▶ _Activity_
From the first line to the last, restate every record word for word, leaving out the pictures.

▶ _Listed records_
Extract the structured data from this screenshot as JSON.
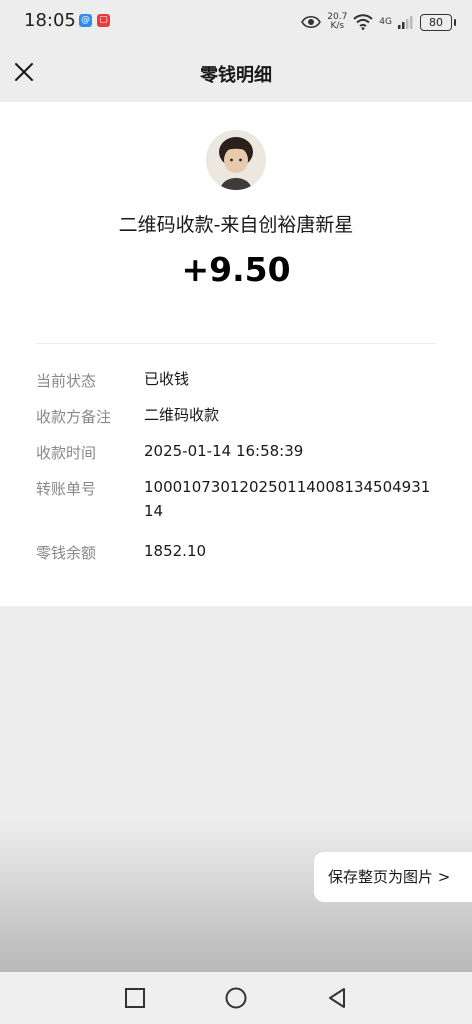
{
  "status_bar": {
    "time": "18:05",
    "speed_value": "20.7",
    "speed_unit": "K/s",
    "network": "4G",
    "battery": "80"
  },
  "header": {
    "title": "零钱明细"
  },
  "transaction": {
    "title": "二维码收款-来自创裕唐新星",
    "amount": "+9.50",
    "details": [
      {
        "label": "当前状态",
        "value": "已收钱"
      },
      {
        "label": "收款方备注",
        "value": "二维码收款"
      },
      {
        "label": "收款时间",
        "value": "2025-01-14 16:58:39"
      },
      {
        "label": "转账单号",
        "value": "100010730120250114008134504931 14"
      },
      {
        "label": "零钱余额",
        "value": "1852.10"
      }
    ]
  },
  "actions": {
    "save_label": "保存整页为图片 >"
  },
  "icons": {
    "close": "close-icon",
    "eye": "eye-icon",
    "wifi": "wifi-icon",
    "signal": "signal-icon",
    "nav_recent": "square-icon",
    "nav_home": "circle-icon",
    "nav_back": "triangle-back-icon"
  }
}
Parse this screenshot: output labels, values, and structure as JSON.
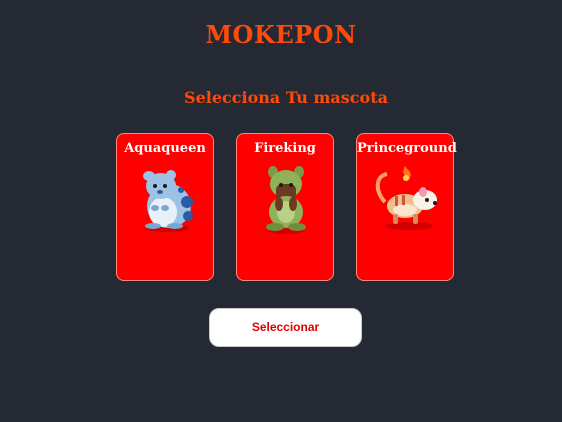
{
  "app": {
    "title": "MOKEPON",
    "subtitle": "Selecciona Tu mascota"
  },
  "pets": [
    {
      "name": "Aquaqueen",
      "icon": "aquaqueen-icon"
    },
    {
      "name": "Fireking",
      "icon": "fireking-icon"
    },
    {
      "name": "Princeground",
      "icon": "princeground-icon"
    }
  ],
  "actions": {
    "select_label": "Seleccionar"
  },
  "colors": {
    "background": "#242933",
    "accent": "#ff4a0a",
    "card": "#ff0000",
    "button_text": "#e00000"
  }
}
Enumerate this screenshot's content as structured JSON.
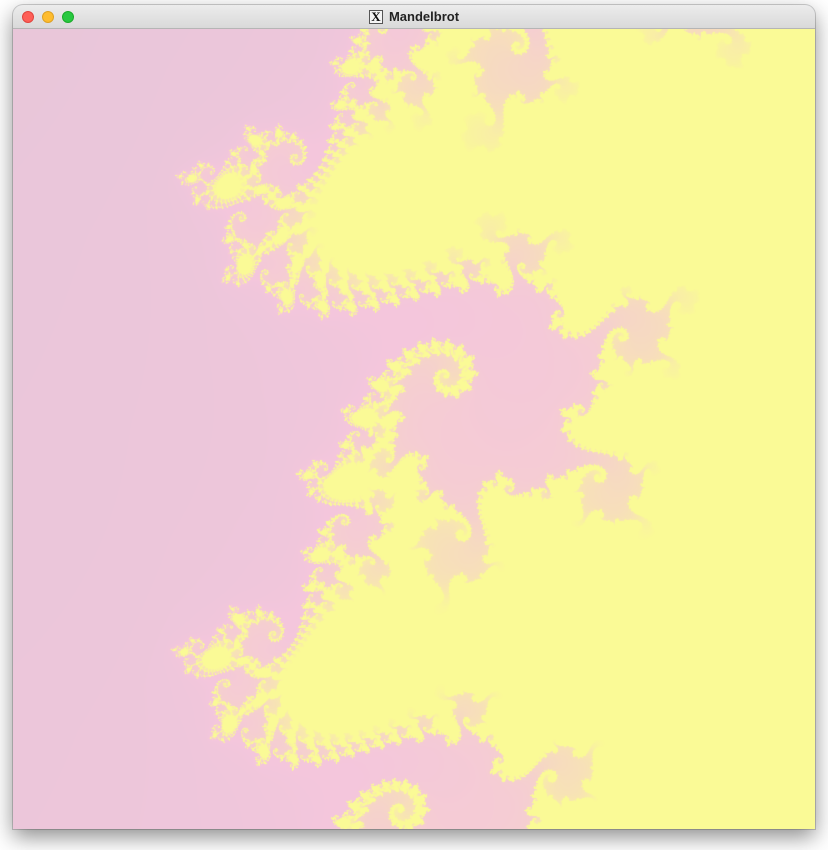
{
  "window": {
    "title": "Mandelbrot",
    "app_icon_glyph": "X",
    "controls": [
      "close-button",
      "minimize-button",
      "zoom-button"
    ]
  },
  "render": {
    "colors": {
      "background": "#bcc5cf",
      "glow": "#f4c6dc",
      "set_fill": "#fafa96",
      "titlebar_close": "#fe5f57",
      "titlebar_minimize": "#febc2e",
      "titlebar_zoom": "#28c840"
    }
  }
}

▶ _Written solution_
Extract the structured data from this screenshot as JSON.
{
  "status_bar": {
    "time": "18:05",
    "speed_value": "20.7",
    "speed_unit": "K/s",
    "network": "4G",
    "battery": "80"
  },
  "header": {
    "title": "零钱明细"
  },
  "transaction": {
    "title": "二维码收款-来自创裕唐新星",
    "amount": "+9.50",
    "details": [
      {
        "label": "当前状态",
        "value": "已收钱"
      },
      {
        "label": "收款方备注",
        "value": "二维码收款"
      },
      {
        "label": "收款时间",
        "value": "2025-01-14 16:58:39"
      },
      {
        "label": "转账单号",
        "value": "100010730120250114008134504931 14"
      },
      {
        "label": "零钱余额",
        "value": "1852.10"
      }
    ]
  },
  "actions": {
    "save_label": "保存整页为图片 >"
  },
  "icons": {
    "close": "close-icon",
    "eye": "eye-icon",
    "wifi": "wifi-icon",
    "signal": "signal-icon",
    "nav_recent": "square-icon",
    "nav_home": "circle-icon",
    "nav_back": "triangle-back-icon"
  }
}
Parse this screenshot: output labels, values, and structure as JSON.
{
  "app": {
    "title": "MOKEPON",
    "subtitle": "Selecciona Tu mascota"
  },
  "pets": [
    {
      "name": "Aquaqueen",
      "icon": "aquaqueen-icon"
    },
    {
      "name": "Fireking",
      "icon": "fireking-icon"
    },
    {
      "name": "Princeground",
      "icon": "princeground-icon"
    }
  ],
  "actions": {
    "select_label": "Seleccionar"
  },
  "colors": {
    "background": "#242933",
    "accent": "#ff4a0a",
    "card": "#ff0000",
    "button_text": "#e00000"
  }
}
Enumerate this screenshot's content as structured JSON.
{
  "window": {
    "title": "Mandelbrot",
    "app_icon_glyph": "X",
    "controls": [
      "close-button",
      "minimize-button",
      "zoom-button"
    ]
  },
  "render": {
    "colors": {
      "background": "#bcc5cf",
      "glow": "#f4c6dc",
      "set_fill": "#fafa96",
      "titlebar_close": "#fe5f57",
      "titlebar_minimize": "#febc2e",
      "titlebar_zoom": "#28c840"
    }
  }
}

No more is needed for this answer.